Exercise details
All of the data that follows should be retyped exactly, please, except the pictures.

Information
*** Begin section ***

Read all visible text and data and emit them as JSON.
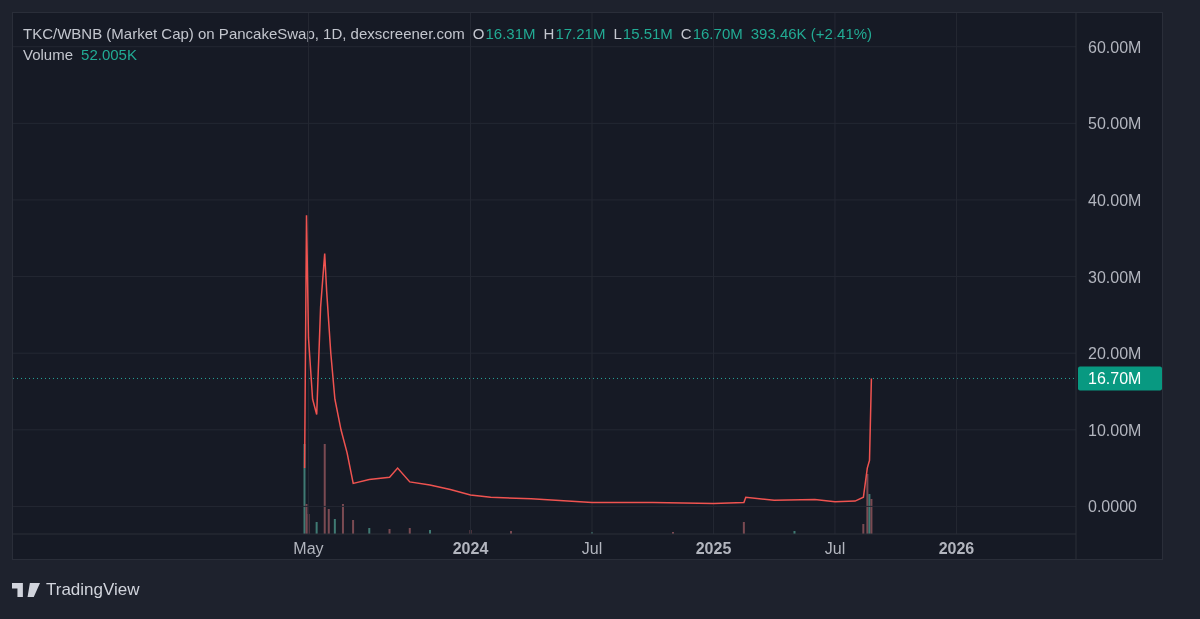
{
  "legend": {
    "title": "TKC/WBNB (Market Cap) on PancakeSwap, 1D, dexscreener.com",
    "ohlc": [
      {
        "key": "O",
        "value": "16.31M"
      },
      {
        "key": "H",
        "value": "17.21M"
      },
      {
        "key": "L",
        "value": "15.51M"
      },
      {
        "key": "C",
        "value": "16.70M"
      }
    ],
    "change": "393.46K (+2.41%)",
    "volume_label": "Volume",
    "volume_value": "52.005K"
  },
  "price_label": "16.70M",
  "chart_data": {
    "type": "line",
    "grid": true,
    "ref_lines": [
      {
        "axis": "y",
        "value": 16.7,
        "color": "#26a69a"
      }
    ],
    "ylim": [
      -3.6,
      64.4
    ],
    "xlim": [
      2022.117,
      2026.492
    ],
    "yticks": [
      {
        "value": 0,
        "label": "0.0000"
      },
      {
        "value": 10,
        "label": "10.00M"
      },
      {
        "value": 20,
        "label": "20.00M"
      },
      {
        "value": 30,
        "label": "30.00M"
      },
      {
        "value": 40,
        "label": "40.00M"
      },
      {
        "value": 50,
        "label": "50.00M"
      },
      {
        "value": 60,
        "label": "60.00M"
      }
    ],
    "xticks": [
      {
        "value": 2023.333,
        "label": "May"
      },
      {
        "value": 2024,
        "label": "2024"
      },
      {
        "value": 2024.5,
        "label": "Jul"
      },
      {
        "value": 2025,
        "label": "2025"
      },
      {
        "value": 2025.5,
        "label": "Jul"
      },
      {
        "value": 2026,
        "label": "2026"
      }
    ],
    "x": [
      2023.317,
      2023.325,
      2023.333,
      2023.35,
      2023.367,
      2023.383,
      2023.4,
      2023.408,
      2023.425,
      2023.442,
      2023.467,
      2023.492,
      2023.517,
      2023.583,
      2023.667,
      2023.7,
      2023.75,
      2023.833,
      2023.917,
      2024,
      2024.083,
      2024.25,
      2024.5,
      2024.75,
      2025,
      2025.125,
      2025.133,
      2025.25,
      2025.417,
      2025.5,
      2025.583,
      2025.617,
      2025.633,
      2025.642,
      2025.65
    ],
    "series": [
      {
        "color": "#ef5350",
        "values": [
          5,
          38,
          22,
          14,
          12,
          26,
          33,
          28,
          20,
          14,
          10,
          7,
          3,
          3.5,
          3.8,
          5,
          3.2,
          2.8,
          2.2,
          1.5,
          1.2,
          1.0,
          0.5,
          0.5,
          0.4,
          0.5,
          1.2,
          0.8,
          0.9,
          0.6,
          0.7,
          1.2,
          5,
          6,
          16.7
        ]
      }
    ]
  },
  "brand": "TradingView"
}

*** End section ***

Output for this exercise
Read all visible text and data and emit them as JSON.
{
  "legend": {
    "title": "TKC/WBNB (Market Cap) on PancakeSwap, 1D, dexscreener.com",
    "ohlc": [
      {
        "key": "O",
        "value": "16.31M"
      },
      {
        "key": "H",
        "value": "17.21M"
      },
      {
        "key": "L",
        "value": "15.51M"
      },
      {
        "key": "C",
        "value": "16.70M"
      }
    ],
    "change": "393.46K (+2.41%)",
    "volume_label": "Volume",
    "volume_value": "52.005K"
  },
  "price_label": "16.70M",
  "chart_data": {
    "type": "line",
    "grid": true,
    "ref_lines": [
      {
        "axis": "y",
        "value": 16.7,
        "color": "#26a69a"
      }
    ],
    "ylim": [
      -3.6,
      64.4
    ],
    "xlim": [
      2022.117,
      2026.492
    ],
    "yticks": [
      {
        "value": 0,
        "label": "0.0000"
      },
      {
        "value": 10,
        "label": "10.00M"
      },
      {
        "value": 20,
        "label": "20.00M"
      },
      {
        "value": 30,
        "label": "30.00M"
      },
      {
        "value": 40,
        "label": "40.00M"
      },
      {
        "value": 50,
        "label": "50.00M"
      },
      {
        "value": 60,
        "label": "60.00M"
      }
    ],
    "xticks": [
      {
        "value": 2023.333,
        "label": "May"
      },
      {
        "value": 2024,
        "label": "2024"
      },
      {
        "value": 2024.5,
        "label": "Jul"
      },
      {
        "value": 2025,
        "label": "2025"
      },
      {
        "value": 2025.5,
        "label": "Jul"
      },
      {
        "value": 2026,
        "label": "2026"
      }
    ],
    "x": [
      2023.317,
      2023.325,
      2023.333,
      2023.35,
      2023.367,
      2023.383,
      2023.4,
      2023.408,
      2023.425,
      2023.442,
      2023.467,
      2023.492,
      2023.517,
      2023.583,
      2023.667,
      2023.7,
      2023.75,
      2023.833,
      2023.917,
      2024,
      2024.083,
      2024.25,
      2024.5,
      2024.75,
      2025,
      2025.125,
      2025.133,
      2025.25,
      2025.417,
      2025.5,
      2025.583,
      2025.617,
      2025.633,
      2025.642,
      2025.65
    ],
    "series": [
      {
        "color": "#ef5350",
        "values": [
          5,
          38,
          22,
          14,
          12,
          26,
          33,
          28,
          20,
          14,
          10,
          7,
          3,
          3.5,
          3.8,
          5,
          3.2,
          2.8,
          2.2,
          1.5,
          1.2,
          1.0,
          0.5,
          0.5,
          0.4,
          0.5,
          1.2,
          0.8,
          0.9,
          0.6,
          0.7,
          1.2,
          5,
          6,
          16.7
        ]
      }
    ]
  },
  "brand": "TradingView"
}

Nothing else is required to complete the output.